Work item:
What lines in the listing below hold the string "Srivastava"? Please copy them out.

Stored data:
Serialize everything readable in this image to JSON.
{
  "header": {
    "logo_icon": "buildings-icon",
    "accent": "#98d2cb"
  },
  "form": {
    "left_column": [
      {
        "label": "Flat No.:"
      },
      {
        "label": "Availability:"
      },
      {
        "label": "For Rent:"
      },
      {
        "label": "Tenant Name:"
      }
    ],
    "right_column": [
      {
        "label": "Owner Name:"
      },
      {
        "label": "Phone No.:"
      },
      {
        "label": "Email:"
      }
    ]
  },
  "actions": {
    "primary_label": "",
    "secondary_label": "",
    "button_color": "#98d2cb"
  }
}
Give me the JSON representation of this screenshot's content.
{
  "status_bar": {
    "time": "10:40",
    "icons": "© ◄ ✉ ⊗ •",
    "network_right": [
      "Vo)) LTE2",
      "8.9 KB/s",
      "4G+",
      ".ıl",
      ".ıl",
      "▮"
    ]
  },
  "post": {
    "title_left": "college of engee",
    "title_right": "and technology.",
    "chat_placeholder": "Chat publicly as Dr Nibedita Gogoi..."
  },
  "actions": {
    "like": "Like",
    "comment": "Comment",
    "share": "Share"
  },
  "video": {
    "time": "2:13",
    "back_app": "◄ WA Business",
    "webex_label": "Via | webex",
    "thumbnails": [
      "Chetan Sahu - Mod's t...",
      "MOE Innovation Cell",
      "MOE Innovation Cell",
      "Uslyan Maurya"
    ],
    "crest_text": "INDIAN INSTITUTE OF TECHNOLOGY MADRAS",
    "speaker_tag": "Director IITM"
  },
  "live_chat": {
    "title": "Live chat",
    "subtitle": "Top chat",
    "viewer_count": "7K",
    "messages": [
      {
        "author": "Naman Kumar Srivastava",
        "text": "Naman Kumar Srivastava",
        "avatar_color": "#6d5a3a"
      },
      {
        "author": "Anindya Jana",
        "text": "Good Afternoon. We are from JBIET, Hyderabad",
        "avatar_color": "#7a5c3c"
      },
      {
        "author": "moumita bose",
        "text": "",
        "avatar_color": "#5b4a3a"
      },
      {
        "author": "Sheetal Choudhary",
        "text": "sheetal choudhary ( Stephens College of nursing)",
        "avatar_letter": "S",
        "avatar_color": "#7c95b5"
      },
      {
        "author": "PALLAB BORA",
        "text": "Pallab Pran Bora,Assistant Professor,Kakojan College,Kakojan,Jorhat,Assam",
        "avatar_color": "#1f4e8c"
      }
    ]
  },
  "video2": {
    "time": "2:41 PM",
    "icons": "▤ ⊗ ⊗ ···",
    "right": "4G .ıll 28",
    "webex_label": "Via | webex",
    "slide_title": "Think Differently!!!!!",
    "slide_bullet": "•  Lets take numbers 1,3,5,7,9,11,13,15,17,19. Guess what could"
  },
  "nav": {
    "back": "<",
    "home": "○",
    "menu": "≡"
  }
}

Solution for this exercise:
        "author": "Naman Kumar Srivastava",
        "text": "Naman Kumar Srivastava",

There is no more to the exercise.